See How a Tattoo Machine Works in Macro Detail at 20,000 FPS

Gav and Dan of the popular YouTube channel The Slow Mo Guys have taken an up close and personal look at what happens when someone gets a tattoo at a blazing-fast 20,000 frames per second.

As seen on DIY Photography, armed with ballistic gel, a tattoo gun, the brand-new Laowa 24mm T8 2x Pro2be Macro Lens and a Phantom TMX 7510 high-speed camera, The Slow Mo Guys show what happens beneath the skin when someone gets a tattoo. Gav and Dan are not tattoo artists, so it is conceivable that the process looks slightly different when a professional performs the tattooing.

The Slow Mo Guys were inspired by fellow YouTube channel Smarter Every Day. Eight years ago, Destin Sandlin of Smarter Every Day recorded a slow-motion video of tattooing on real human skin as performed by a professional artist.

Sandlin has been recently featured on PetaPixel for his amazing Kodak factory tour that shows how the legendary company makes its film, film that the company remains committed to making for as long as there is demand. Kodak has been receiving great press lately for the custom 70mm black and white film it made for Christopher Nolan’s blockbuster bioptic Oppenheimer.

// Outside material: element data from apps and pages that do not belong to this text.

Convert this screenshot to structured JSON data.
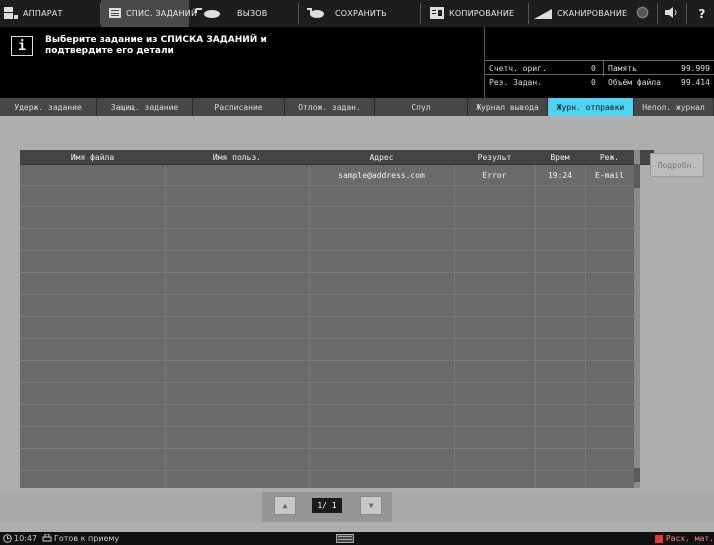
{
  "topbar": {
    "machine": "АППАРАТ",
    "job_list": "СПИС. ЗАДАНИЙ",
    "recall": "ВЫЗОВ",
    "save": "СОХРАНИТЬ",
    "copy": "КОПИРОВАНИЕ",
    "scan": "СКАНИРОВАНИЕ",
    "help": "?"
  },
  "message": {
    "line1": "Выберите задание из СПИСКА ЗАДАНИЙ и",
    "line2": "подтвердите его детали",
    "info_icon": "i"
  },
  "counters": {
    "orig_label": "Счетч. ориг.",
    "orig_value": "0",
    "reserved_label": "Рез. Задан.",
    "reserved_value": "0",
    "memory_label": "Память",
    "memory_value": "99.999",
    "filesize_label": "Объём файла",
    "filesize_value": "99.414"
  },
  "tabs": [
    {
      "label": "Удерж. задание"
    },
    {
      "label": "Защищ. задание"
    },
    {
      "label": "Расписание"
    },
    {
      "label": "Отлож. задан."
    },
    {
      "label": "Спул"
    },
    {
      "label": "Журнал вывода"
    },
    {
      "label": "Журн. отправки"
    },
    {
      "label": "Непол. журнал"
    }
  ],
  "table": {
    "headers": [
      "Имя файла",
      "Имя польз.",
      "Адрес",
      "Результ",
      "Врем",
      "Реж."
    ],
    "rows": [
      [
        "",
        "",
        "sample@address.com",
        "Error",
        "19:24",
        "E-mail"
      ]
    ]
  },
  "details_button": "Подробн.",
  "pager": {
    "page": "1/ 1",
    "up": "▲",
    "down": "▼"
  },
  "status": {
    "time": "10:47",
    "ready": "Готов к приему",
    "warning": "Расх. мат."
  },
  "colors": {
    "active_tab": "#4fd3f3",
    "table_bg": "#6a6a6a",
    "header_bg": "#444444"
  }
}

Back to Gav and Dan. While they do not have synthetic skin to tattoo and admit they are not brave (or stupid) enough to tattoo themselves for YouTube content, they do have ballistic gel. The advantage of ballistic gel is that it allows viewers to see what is happening beneath the surface of the “skin.” Novice tattoo artists can purchase special practice skin, which is eerily lifelike, to improve their skills too.

“I wonder if every time you go for a tattoo, how many people you would discourage from getting a tattoo if you showed them this first?” asks Dan when reviewing 5x macro footage of just the tattoo gun’s needles moving.

For viewers unfamiliar with tattoo machines, depending on what kind of tattoo or part of a design an artist is doing, the gun uses different needles. For larger areas, like when doing color fill or extensive shading work, a “mag” is used. This contains multiple needles arranged in a broad pattern. Needle tips for line work include multiple needles, which are very close together to enable precise ink application.

Thanks to the Phantom high-speed camera, Gav and Dan determine that each “cycle,” which is the tattoo needle tips fully extending and retracting, takes about five or six milliseconds. “That is rapid,” says Gav.

“It looks like the xenomorph’s second mouth. Ah, that’s horrendous,” Gav adds, referencing the alien from the Alien movie franchise. “I guess I wasn’t expecting the surface tension of the ink to completely cover the needle. This must’ve taken ages before electricity!”

A tattoo needle penetrates five layers of the epidermis, per Stories and Ink, which is about one to two millimeters (1/16 of an inch). That is not that deep but is enough to be plenty painful — and deep enough to leave permanent ink that will last a lifetime.